▶ **Page and application data records**:
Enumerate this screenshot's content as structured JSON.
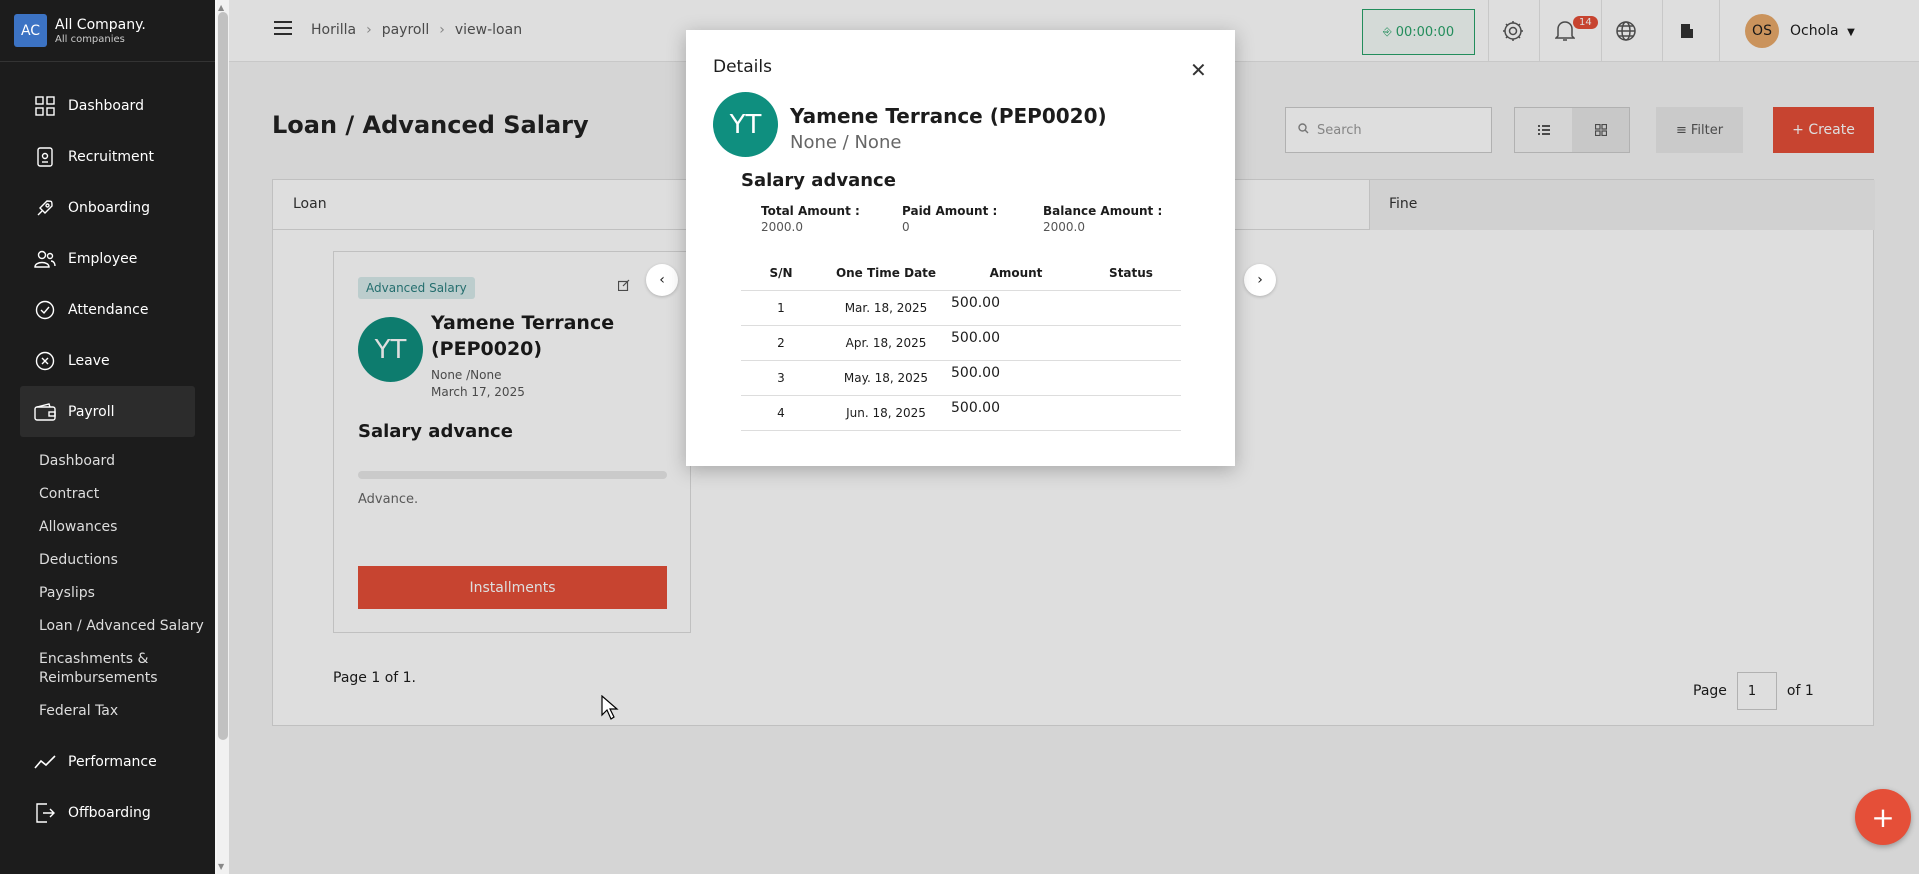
{
  "company": {
    "logo": "AC",
    "name": "All Company.",
    "sub": "All companies"
  },
  "sidebar": {
    "items": [
      {
        "label": "Dashboard",
        "icon": "grid-icon"
      },
      {
        "label": "Recruitment",
        "icon": "badge-icon"
      },
      {
        "label": "Onboarding",
        "icon": "rocket-icon"
      },
      {
        "label": "Employee",
        "icon": "people-icon"
      },
      {
        "label": "Attendance",
        "icon": "check-circle-icon"
      },
      {
        "label": "Leave",
        "icon": "x-circle-icon"
      },
      {
        "label": "Payroll",
        "icon": "wallet-icon"
      }
    ],
    "payroll_sub": [
      "Dashboard",
      "Contract",
      "Allowances",
      "Deductions",
      "Payslips",
      "Loan / Advanced Salary",
      "Encashments & Reimbursements",
      "Federal Tax"
    ],
    "bottom_items": [
      {
        "label": "Performance",
        "icon": "trend-icon"
      },
      {
        "label": "Offboarding",
        "icon": "exit-icon"
      }
    ]
  },
  "topbar": {
    "breadcrumb": [
      "Horilla",
      "payroll",
      "view-loan"
    ],
    "timer": "00:00:00",
    "notifications": "14",
    "user_initials": "OS",
    "user_name": "Ochola"
  },
  "page": {
    "title": "Loan / Advanced Salary",
    "search_placeholder": "Search",
    "filter_label": "Filter",
    "create_label": "+ Create",
    "tabs": [
      "Loan",
      "Fine"
    ],
    "page_info": "Page 1 of 1.",
    "pager": {
      "label": "Page",
      "value": "1",
      "of": "of 1"
    }
  },
  "card": {
    "tag": "Advanced Salary",
    "initials": "YT",
    "name": "Yamene Terrance (PEP0020)",
    "meta1": "None /None",
    "meta2": "March 17, 2025",
    "title": "Salary advance",
    "desc": "Advance.",
    "button": "Installments",
    "progress": 0
  },
  "modal": {
    "title": "Details",
    "initials": "YT",
    "name": "Yamene Terrance (PEP0020)",
    "sub": "None / None",
    "section": "Salary advance",
    "stats": [
      {
        "label": "Total Amount :",
        "value": "2000.0"
      },
      {
        "label": "Paid Amount :",
        "value": "0"
      },
      {
        "label": "Balance Amount :",
        "value": "2000.0"
      }
    ],
    "columns": [
      "S/N",
      "One Time Date",
      "Amount",
      "Status"
    ],
    "rows": [
      [
        "1",
        "Mar. 18, 2025",
        "500.00",
        ""
      ],
      [
        "2",
        "Apr. 18, 2025",
        "500.00",
        ""
      ],
      [
        "3",
        "May. 18, 2025",
        "500.00",
        ""
      ],
      [
        "4",
        "Jun. 18, 2025",
        "500.00",
        ""
      ]
    ]
  },
  "colors": {
    "accent": "#e54f38",
    "teal": "#0f8f7f",
    "timer": "#29a36a",
    "sidebar": "#1c1c1c"
  }
}
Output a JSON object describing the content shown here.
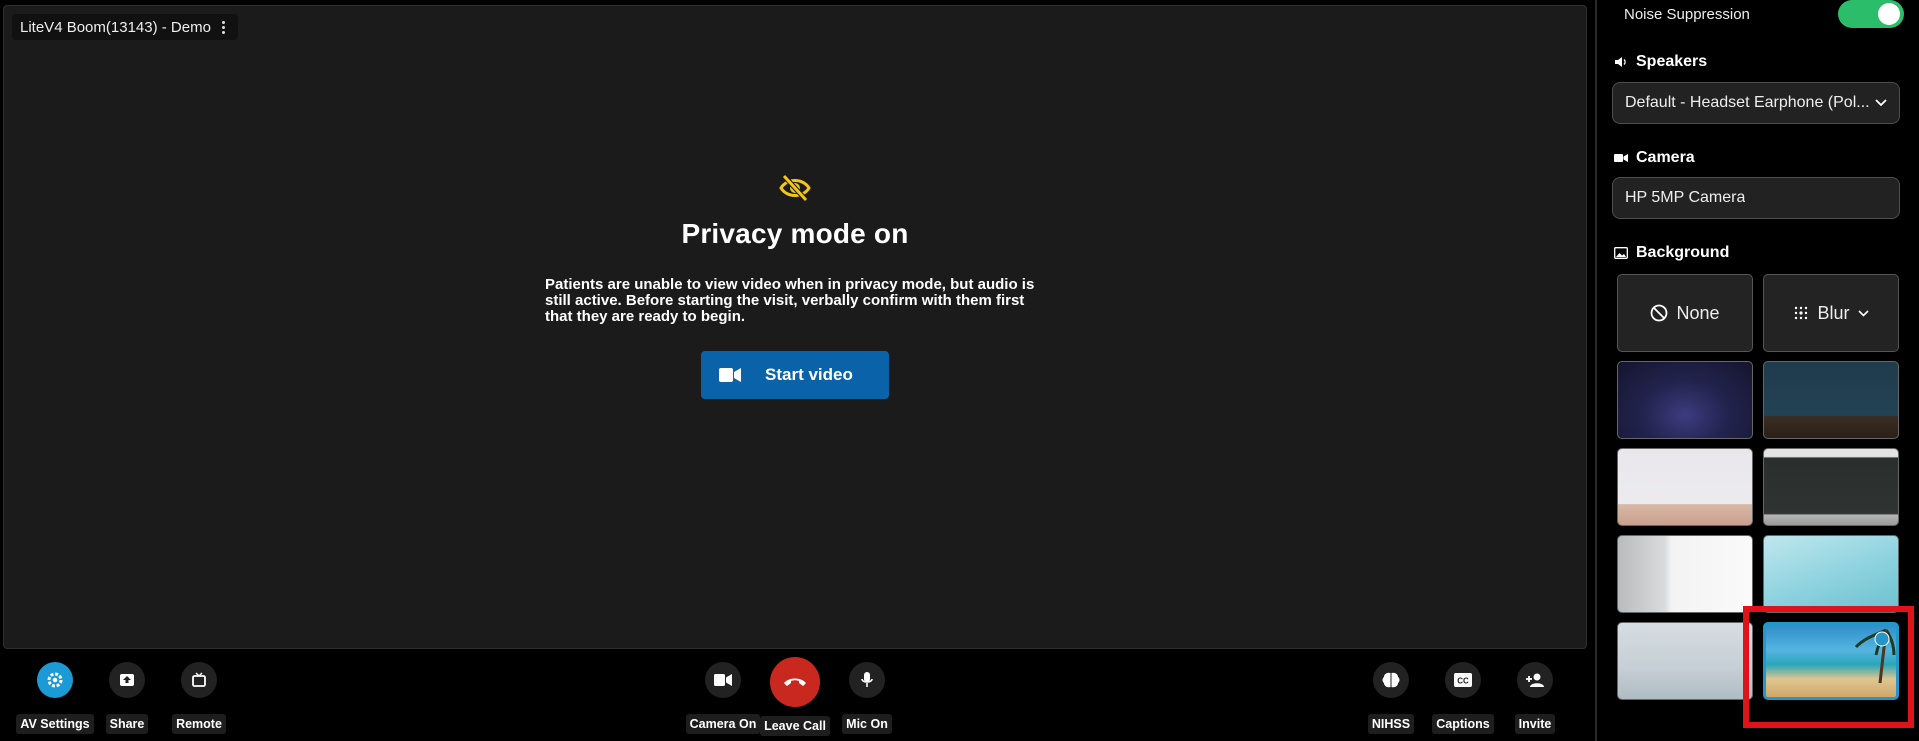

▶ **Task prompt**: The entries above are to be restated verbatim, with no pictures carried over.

▶ **Task answer**:
Enumerate this screenshot's content as structured JSON.
{
  "company": {
    "logo": "AC",
    "name": "All Company.",
    "sub": "All companies"
  },
  "sidebar": {
    "items": [
      {
        "label": "Dashboard",
        "icon": "grid-icon"
      },
      {
        "label": "Recruitment",
        "icon": "badge-icon"
      },
      {
        "label": "Onboarding",
        "icon": "rocket-icon"
      },
      {
        "label": "Employee",
        "icon": "people-icon"
      },
      {
        "label": "Attendance",
        "icon": "check-circle-icon"
      },
      {
        "label": "Leave",
        "icon": "x-circle-icon"
      },
      {
        "label": "Payroll",
        "icon": "wallet-icon"
      }
    ],
    "payroll_sub": [
      "Dashboard",
      "Contract",
      "Allowances",
      "Deductions",
      "Payslips",
      "Loan / Advanced Salary",
      "Encashments & Reimbursements",
      "Federal Tax"
    ],
    "bottom_items": [
      {
        "label": "Performance",
        "icon": "trend-icon"
      },
      {
        "label": "Offboarding",
        "icon": "exit-icon"
      }
    ]
  },
  "topbar": {
    "breadcrumb": [
      "Horilla",
      "payroll",
      "view-loan"
    ],
    "timer": "00:00:00",
    "notifications": "14",
    "user_initials": "OS",
    "user_name": "Ochola"
  },
  "page": {
    "title": "Loan / Advanced Salary",
    "search_placeholder": "Search",
    "filter_label": "Filter",
    "create_label": "+ Create",
    "tabs": [
      "Loan",
      "Fine"
    ],
    "page_info": "Page 1 of 1.",
    "pager": {
      "label": "Page",
      "value": "1",
      "of": "of 1"
    }
  },
  "card": {
    "tag": "Advanced Salary",
    "initials": "YT",
    "name": "Yamene Terrance (PEP0020)",
    "meta1": "None /None",
    "meta2": "March 17, 2025",
    "title": "Salary advance",
    "desc": "Advance.",
    "button": "Installments",
    "progress": 0
  },
  "modal": {
    "title": "Details",
    "initials": "YT",
    "name": "Yamene Terrance (PEP0020)",
    "sub": "None / None",
    "section": "Salary advance",
    "stats": [
      {
        "label": "Total Amount :",
        "value": "2000.0"
      },
      {
        "label": "Paid Amount :",
        "value": "0"
      },
      {
        "label": "Balance Amount :",
        "value": "2000.0"
      }
    ],
    "columns": [
      "S/N",
      "One Time Date",
      "Amount",
      "Status"
    ],
    "rows": [
      [
        "1",
        "Mar. 18, 2025",
        "500.00",
        ""
      ],
      [
        "2",
        "Apr. 18, 2025",
        "500.00",
        ""
      ],
      [
        "3",
        "May. 18, 2025",
        "500.00",
        ""
      ],
      [
        "4",
        "Jun. 18, 2025",
        "500.00",
        ""
      ]
    ]
  },
  "colors": {
    "accent": "#e54f38",
    "teal": "#0f8f7f",
    "timer": "#29a36a",
    "sidebar": "#1c1c1c"
  }
}
Output a JSON object describing the content shown here.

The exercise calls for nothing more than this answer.